Oral Health Care in Illinois, the IOHP II (2007) also followed the framework of the Surgeon General’s report, reviewing the state’s progress in addressing the original five‐year plan and making recommendations for the future. Again, a series of town hall meetings and a statewide summit informed the process. Oral Health Care in Illinois called for greater involvement of the medical provider community to help prevent oral disease. That effort resulted in the Illinois Chapter of the American Academy of Pediatrics (ICAAP)’s Bright Smiles from Birth fluoride varnish training program, which has reached thousands of children each year. Additional improvements in oral health tied to strategies identified in the second state oral health plan included the establishment of usable transportation services for Medicaid members; multi-million dollar investments in the statewide local health department, federally qualified health center (FQHC), and non-profit clinical infrastructure through public and private funding sources; and the expansion of dental sealant grant program that focuses on uninsured children.
Healthy People, Healthy Smiles: Assuring an Agenda for Action was Illinois’ third oral health plan (2012). It took a slightly different approach from past plans by modeling its framework after the Healthy People 2020 national oral health objectives but was still informed by the Surgeon General’s 2000 Call to Action. Healthy People, Healthy Smiles again provided a focus for action that resulted in several improvements. Examples include more access points for lowincome individuals, an increased number of persons with dental insurance (Medicaid expansion under the 2010 Patient Protection and Affordable Care Act, or ACA), and deepened collaboration between local hospitals and dental clinics.
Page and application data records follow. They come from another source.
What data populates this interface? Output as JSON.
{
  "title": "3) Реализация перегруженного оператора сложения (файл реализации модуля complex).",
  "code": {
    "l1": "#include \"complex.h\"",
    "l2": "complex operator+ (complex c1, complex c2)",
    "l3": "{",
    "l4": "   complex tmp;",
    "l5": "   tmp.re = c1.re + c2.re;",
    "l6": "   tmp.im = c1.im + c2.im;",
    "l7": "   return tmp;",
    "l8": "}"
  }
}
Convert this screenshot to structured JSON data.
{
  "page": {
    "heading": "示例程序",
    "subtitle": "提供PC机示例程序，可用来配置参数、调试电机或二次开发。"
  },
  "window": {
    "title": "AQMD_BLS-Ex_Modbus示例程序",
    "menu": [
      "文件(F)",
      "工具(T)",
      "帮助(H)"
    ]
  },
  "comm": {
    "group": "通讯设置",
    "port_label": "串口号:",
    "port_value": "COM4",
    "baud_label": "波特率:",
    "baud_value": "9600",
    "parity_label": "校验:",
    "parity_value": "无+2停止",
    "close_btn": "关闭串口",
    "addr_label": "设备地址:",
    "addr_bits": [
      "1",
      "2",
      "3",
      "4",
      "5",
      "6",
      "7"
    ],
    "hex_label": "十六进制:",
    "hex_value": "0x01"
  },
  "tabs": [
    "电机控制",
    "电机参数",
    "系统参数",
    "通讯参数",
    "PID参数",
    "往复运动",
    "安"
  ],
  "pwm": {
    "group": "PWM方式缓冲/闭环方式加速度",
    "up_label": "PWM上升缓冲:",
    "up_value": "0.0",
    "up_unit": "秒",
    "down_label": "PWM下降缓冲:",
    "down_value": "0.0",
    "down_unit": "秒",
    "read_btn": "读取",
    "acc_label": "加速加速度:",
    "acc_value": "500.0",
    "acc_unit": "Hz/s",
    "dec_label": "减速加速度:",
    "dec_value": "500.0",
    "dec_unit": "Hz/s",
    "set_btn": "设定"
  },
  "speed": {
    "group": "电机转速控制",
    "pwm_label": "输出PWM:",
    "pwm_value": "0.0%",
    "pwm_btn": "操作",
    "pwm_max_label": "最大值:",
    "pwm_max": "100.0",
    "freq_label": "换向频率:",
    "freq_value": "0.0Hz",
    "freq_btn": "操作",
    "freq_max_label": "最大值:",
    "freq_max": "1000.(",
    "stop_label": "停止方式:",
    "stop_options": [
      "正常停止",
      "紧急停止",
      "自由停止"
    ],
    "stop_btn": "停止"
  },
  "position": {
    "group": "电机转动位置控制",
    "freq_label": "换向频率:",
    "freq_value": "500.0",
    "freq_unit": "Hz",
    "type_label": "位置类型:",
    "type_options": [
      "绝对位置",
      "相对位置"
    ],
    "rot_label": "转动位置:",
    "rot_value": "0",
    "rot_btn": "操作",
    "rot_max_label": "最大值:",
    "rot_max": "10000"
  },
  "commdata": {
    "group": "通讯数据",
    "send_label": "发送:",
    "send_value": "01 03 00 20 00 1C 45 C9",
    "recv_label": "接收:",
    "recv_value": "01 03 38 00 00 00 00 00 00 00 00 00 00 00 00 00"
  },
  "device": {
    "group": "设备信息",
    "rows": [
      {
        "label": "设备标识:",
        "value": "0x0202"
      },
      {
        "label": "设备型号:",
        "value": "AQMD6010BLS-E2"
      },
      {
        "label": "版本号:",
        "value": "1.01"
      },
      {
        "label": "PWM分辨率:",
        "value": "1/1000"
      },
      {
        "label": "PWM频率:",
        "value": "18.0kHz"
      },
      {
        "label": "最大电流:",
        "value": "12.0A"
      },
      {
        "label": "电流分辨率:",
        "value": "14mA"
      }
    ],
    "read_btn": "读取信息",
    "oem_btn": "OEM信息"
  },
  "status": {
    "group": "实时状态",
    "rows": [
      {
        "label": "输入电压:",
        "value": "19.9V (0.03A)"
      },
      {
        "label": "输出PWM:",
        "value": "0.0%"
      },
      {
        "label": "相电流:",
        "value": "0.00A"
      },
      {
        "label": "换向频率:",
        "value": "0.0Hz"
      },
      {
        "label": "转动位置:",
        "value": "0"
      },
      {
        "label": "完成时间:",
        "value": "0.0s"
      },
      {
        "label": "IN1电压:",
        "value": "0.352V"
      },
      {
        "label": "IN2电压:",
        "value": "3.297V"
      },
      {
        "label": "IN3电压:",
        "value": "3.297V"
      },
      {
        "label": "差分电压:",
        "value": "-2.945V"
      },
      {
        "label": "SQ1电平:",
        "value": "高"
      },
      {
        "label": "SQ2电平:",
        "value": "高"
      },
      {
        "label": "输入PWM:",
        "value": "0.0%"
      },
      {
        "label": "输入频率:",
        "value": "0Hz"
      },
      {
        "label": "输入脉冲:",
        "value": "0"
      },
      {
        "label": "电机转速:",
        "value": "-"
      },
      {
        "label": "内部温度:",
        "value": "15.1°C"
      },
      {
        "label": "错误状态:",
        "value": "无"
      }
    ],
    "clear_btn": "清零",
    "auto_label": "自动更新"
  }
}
Since the first IOHP, stakeholders have dedicated much time and effort to formulate and execute many ideas resulting in a better oral health future in Illinois. Instead of using wishful thinking to address the burden of oral diseases and enhance the oral health of Illinoisans, stakeholders leverage these thoughtfully constructed plans. The results of plan utilization include meeting many of the goals and objectives set forth. Other accomplishments spurred from these Illinois oral health plans include:
- the emergence of strong advocates for oral health who fund clinics, programs, and research
- development of a stronger and expanded safety net of oral health providers in FQHCs, local health departments, and other non-profit organizations
- engagement of many more private practitioners in volunteerism activities, which translates to thousands of oral health care visits by low-income and uninsured persons
- sizable growth in workforce and academic training programs for dentists and dental hygienists that are geographically distributed across the state